The NSDAP is aware that the ideas laid down in these guiding principles cannot be fulfilled without a fundamental rearrangement of the existing balance of power. Since total control over the entire economic resources of Germany today is in the hands of the institutions of international finance capital, the national revolution is itself targeted directly against that international finance capital. It follows from this that any revolution carried out in Germany will immediately call into action all the instruments of power of the League of Nations and America against the German Workers’ and Peasants’ State.
The first task of National Socialist foreign policy is, therefore, the organization of revolutionary defense against the imperialist powers, alliance with the Soviet Union, and support for those revolutionary movements in all the countries of the world which are directed against international finance capital.
Social-Revolutionary Left of the NSDAP
1. ‘Reich Entails’ – In German Reichserblehen. An ‘entail’ was a form of property-ownership established in the feudal era.

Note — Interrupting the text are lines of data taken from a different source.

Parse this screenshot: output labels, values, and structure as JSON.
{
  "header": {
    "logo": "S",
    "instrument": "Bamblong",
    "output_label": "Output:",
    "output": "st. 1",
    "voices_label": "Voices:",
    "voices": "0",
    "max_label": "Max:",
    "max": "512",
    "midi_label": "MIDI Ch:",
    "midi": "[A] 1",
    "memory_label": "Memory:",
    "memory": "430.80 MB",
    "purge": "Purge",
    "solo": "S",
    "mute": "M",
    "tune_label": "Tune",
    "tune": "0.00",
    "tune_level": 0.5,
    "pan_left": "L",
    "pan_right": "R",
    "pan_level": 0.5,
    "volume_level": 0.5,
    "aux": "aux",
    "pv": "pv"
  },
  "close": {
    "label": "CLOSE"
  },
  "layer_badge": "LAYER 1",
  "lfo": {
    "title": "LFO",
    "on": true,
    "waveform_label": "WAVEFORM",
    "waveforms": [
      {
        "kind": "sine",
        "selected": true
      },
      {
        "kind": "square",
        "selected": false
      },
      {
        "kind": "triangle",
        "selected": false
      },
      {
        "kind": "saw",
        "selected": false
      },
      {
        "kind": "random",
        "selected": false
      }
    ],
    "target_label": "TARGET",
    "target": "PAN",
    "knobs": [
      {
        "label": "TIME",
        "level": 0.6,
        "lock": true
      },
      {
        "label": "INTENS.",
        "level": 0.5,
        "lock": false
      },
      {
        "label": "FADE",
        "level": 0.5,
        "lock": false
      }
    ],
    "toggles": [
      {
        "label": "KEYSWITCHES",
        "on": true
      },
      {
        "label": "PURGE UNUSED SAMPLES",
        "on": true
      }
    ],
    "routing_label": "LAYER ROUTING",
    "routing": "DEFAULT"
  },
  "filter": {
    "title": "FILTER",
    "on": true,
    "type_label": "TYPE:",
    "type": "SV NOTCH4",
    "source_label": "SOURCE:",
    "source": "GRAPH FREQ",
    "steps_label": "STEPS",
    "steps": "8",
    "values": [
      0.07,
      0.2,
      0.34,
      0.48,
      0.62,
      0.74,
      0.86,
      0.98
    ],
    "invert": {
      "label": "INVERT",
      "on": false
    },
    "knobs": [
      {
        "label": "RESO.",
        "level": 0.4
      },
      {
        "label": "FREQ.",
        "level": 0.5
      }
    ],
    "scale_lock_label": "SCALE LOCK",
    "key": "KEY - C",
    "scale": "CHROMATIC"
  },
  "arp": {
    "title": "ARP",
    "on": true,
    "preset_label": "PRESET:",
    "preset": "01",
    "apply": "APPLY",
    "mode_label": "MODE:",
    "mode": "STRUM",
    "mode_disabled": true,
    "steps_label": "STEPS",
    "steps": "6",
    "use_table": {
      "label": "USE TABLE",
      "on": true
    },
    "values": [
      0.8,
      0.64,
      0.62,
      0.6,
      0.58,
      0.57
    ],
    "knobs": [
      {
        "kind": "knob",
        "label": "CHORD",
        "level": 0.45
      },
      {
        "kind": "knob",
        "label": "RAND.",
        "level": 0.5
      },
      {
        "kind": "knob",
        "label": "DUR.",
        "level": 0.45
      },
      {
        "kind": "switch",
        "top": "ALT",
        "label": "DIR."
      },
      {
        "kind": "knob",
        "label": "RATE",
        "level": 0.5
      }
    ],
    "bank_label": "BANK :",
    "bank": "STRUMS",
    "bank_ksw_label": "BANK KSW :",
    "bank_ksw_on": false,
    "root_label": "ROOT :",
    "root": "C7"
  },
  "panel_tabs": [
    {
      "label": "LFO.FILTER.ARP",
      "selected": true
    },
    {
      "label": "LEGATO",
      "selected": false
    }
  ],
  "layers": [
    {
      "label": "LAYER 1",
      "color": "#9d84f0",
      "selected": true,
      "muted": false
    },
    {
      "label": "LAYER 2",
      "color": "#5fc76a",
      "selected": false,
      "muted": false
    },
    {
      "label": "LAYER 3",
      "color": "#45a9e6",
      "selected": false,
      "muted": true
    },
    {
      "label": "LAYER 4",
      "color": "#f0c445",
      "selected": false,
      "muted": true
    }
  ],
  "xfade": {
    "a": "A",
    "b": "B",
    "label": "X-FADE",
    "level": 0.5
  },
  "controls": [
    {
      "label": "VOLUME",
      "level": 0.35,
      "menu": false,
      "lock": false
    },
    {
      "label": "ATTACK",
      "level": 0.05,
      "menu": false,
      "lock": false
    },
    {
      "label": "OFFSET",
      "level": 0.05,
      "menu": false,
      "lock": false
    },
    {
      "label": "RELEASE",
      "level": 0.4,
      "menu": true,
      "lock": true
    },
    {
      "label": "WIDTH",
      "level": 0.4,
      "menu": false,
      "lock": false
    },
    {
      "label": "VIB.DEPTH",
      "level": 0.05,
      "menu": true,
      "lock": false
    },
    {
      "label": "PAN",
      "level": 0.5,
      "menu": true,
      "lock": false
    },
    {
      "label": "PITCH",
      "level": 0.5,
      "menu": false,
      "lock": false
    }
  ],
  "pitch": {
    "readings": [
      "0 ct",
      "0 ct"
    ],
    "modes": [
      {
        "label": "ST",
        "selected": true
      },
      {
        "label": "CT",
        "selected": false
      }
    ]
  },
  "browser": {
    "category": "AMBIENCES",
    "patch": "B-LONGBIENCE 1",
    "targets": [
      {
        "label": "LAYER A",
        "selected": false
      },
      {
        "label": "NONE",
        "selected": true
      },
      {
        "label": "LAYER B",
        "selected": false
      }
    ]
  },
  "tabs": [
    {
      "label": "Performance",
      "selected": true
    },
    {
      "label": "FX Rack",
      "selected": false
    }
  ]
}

Declaring a piece of land an ‘entail’ placed significant restrictions upon its sale or inheritance, essentially ensuring that ownership was kept solely within the hands of a specific family group. Anticapitalist elements of the New Nationalist movement in interwar Germany and Austria typically looked to pre-capitalist, feudal organizational systems for inspiration; as a consequence, the idea of resurrecting entails in various forms was a popular one. The proposal as mentioned here by Paetel was common among the ‘left’ factions of the NSDAP and in National Bolshevik & fascist-corporatist groups: that large and small farms & estates should be nationalized, while the smallholdings of peasants should be declared Reich Entails and legally prohibited from being sold or otherwise taken out of the peasant family’s ownership. The National Socialist government actually ended up implementing a version of this policy with its Reich Entailed Farm Law [Reichserbhofgesetz] of 29 September, 1933.
2. This demand, like several others, is taken word for word from the original 1920 25-Point NSDAP Programme. The ‘mercenary army’ [Söldnertruppe] referred to is the Reichswehr, so-called because they were derisively regarded as being “paid by the Republic”. While many individuals within the Reichswehr were respected by the National Socialists, as an institution it was seen as imperfect, a mercenary force of paid soldiers serving the respective whims of changing governments rather than the needs of ‘eternal Germany’. Against the Reichswehr the NSDAP proposed instead a ‘Volksheer’, sometimes translated as ‘national army’, although ‘peoples’ army’ or ‘popular army’ is probably more evocative of its real meaning. The Volksheer would not consist of paid, professional soldiers, but would mobilize the entire population through conscription, something forbidden in the Treaty of Versailles.